It’s a fight in the realm of public opinion, which has been poisoned by bad-faith actors whose lies are threatening to overcome the truth. That sure sounds like the political environment we inhabit, but I’m talking about Among Us, the hugely popular indie video game where disguised killers stalk a crew of astronauts as they try to repair their broken ship and escape with their lives.
Among Us has become a favorite of Rep. Alexandria Ocasio-Cortez, who has now live-streamed herself playing the game twice. The most recent stream, the day after Thanksgiving, brought in an audience of more than 2 million viewers. Her youthful, relatable communication style and commitment to bringing her message into the digital realms where many conservatives have been thriving for years makes it a savvy choice. (It isn’t “authentic” but authentic: Ocasio-Cortez really is a gamer.) But the gameplay of Among Us itself offers a fascinating reflection of the politics of our time, not to mention the specific public relations battle AOC is waging online.
In Among Us, crewmates are assigned tasks to fix their vessel while imposters sabotage the work and seek to kill as many crewmates as they can. Crucially, the game is never really won on tasks; instead, victory turns on the periodic rounds where players discuss who the imposters might be and vote to eject suspected imposters from the ship. Here, perception is everything and lies are inescapable. Like President Donald Trump having his signature printed on pandemic-relief checks that Democrats proposed and fought for over Republican objections, an imposter who successfully claims to have completed a task may gain more credibility than a crewmate who really did one. Achievements are therefore worthless unless you succeed in getting the credit for them, and the liars create, then benefit from, a pervasive atmosphere of confusion and mistrust.
Public discussion and voting interfered with by liars seeking only to sabotage the process and sow paranoia and doubt? Yeah, that’s politics as we’ve come to know it in 2020. The Trump presidency has made it clear, at least for the current moment, that truth has nowhere near as big an advantage over lies as we would like. It took a worldwide pandemic and more than 200,000 American deaths for a message about Trump’s incompetence and indifference to American lives to stand a chance against Trump and his allies’ repeated, barefaced lies and multiyear campaign to undermine the public trust in government, media, science, and expertise.
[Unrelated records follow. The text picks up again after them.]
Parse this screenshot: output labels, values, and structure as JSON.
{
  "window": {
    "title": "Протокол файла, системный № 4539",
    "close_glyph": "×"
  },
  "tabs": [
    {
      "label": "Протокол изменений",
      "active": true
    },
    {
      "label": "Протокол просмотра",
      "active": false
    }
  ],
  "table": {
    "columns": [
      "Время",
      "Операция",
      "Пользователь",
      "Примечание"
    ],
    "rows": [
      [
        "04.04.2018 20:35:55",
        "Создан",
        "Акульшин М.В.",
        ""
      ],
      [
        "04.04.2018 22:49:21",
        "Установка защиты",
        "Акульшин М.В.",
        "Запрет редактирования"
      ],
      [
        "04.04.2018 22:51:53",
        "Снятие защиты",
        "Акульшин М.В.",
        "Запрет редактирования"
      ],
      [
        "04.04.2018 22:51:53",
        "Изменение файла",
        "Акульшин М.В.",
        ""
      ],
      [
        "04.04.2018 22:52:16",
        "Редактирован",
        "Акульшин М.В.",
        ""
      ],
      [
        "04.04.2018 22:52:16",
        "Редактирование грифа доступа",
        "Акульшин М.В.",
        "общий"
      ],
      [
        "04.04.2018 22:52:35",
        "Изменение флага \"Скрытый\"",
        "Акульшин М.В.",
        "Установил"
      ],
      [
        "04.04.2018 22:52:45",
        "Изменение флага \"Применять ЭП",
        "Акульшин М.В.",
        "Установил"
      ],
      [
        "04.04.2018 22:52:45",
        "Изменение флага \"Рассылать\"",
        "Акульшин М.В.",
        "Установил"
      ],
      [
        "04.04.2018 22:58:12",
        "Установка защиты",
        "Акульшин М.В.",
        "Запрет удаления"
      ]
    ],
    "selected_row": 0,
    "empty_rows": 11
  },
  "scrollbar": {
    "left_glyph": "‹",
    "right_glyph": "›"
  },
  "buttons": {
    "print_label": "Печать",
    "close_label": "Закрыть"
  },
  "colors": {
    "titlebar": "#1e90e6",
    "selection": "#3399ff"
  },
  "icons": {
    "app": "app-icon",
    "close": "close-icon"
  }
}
Taking the metaphor a bit further, many ordinary Republican voters have functioned like “marinated” players in Among Us. When an imposter marinates a player, they stay near them without killing them for an extended period of time, hoping the other player will then vouch for them as not being an imposter, because they had a chance to kill and did not. Right-wing figures in media and politics function similarly when they engage in constant, low-level criticism of the mainstream press and their political opponents: The point is to make people distrust those targets and trust them, implicitly, instead. If they’ll swallow the little lies now, maybe they’ll accept a big lie later.
By streaming Among Us, Ocasio-Cortez is putting into practice her stated ideas about bringing progressive values into online spaces that have been dominated by far-right figures. Twitch is one of those spaces, due to the excess influence over gamer culture by far-right racism and sexism, along with YouTube, Facebook, Reddit, and many more. Just as in the gameplay itself, her tactics must be persuasive, relational, and reputational, contending all the while with smears and lies intended to make people doubt her intelligence, competence, and sincerity. As in Among Us, the stakes are life and death, particularly for poor Americans facing food insecurity, unemployment, and evictions in the midst of a pandemic that has changed how everyone lives. During the first stream, when Ocasio-Cortez caught on to the possibility that the streamer Toast was marinating her, her relative newness to the game allowed Toast to overcome her objections and undermine her word to the other players—Toast prevailed, and the imposters won that round.
As outreach, streaming Among Us works for Ocasio-Cortez because she seems to be having a blast, entering the fiction of the game wholeheartedly and giving it her best, but remaining light-hearted and friendly throughout. During her first stream of the game, her fellow representative Ilhan Omar posted the specs of the PC she used, accomplishing something similar.* By entering gaming culture as enthusiastic participants, both politicians showed the gaming community that they can meet them where they are.
Among Us has managed to distill everything unsettling and wrong about American public life into a cheery, cartoonish setting, one which is so accessible and easy to play that my 9-year-old niece and I enjoy it together in easy, digestible chunks of 20 minutes or less. Sadly, the same cannot be said about American political life, however cartoonish it may be, which has become grating in just about any increment, and also doesn’t come with an option to log off.
Correction, Dec. 1, 2020: This post originally misspelled Ilhan Omar’s first name.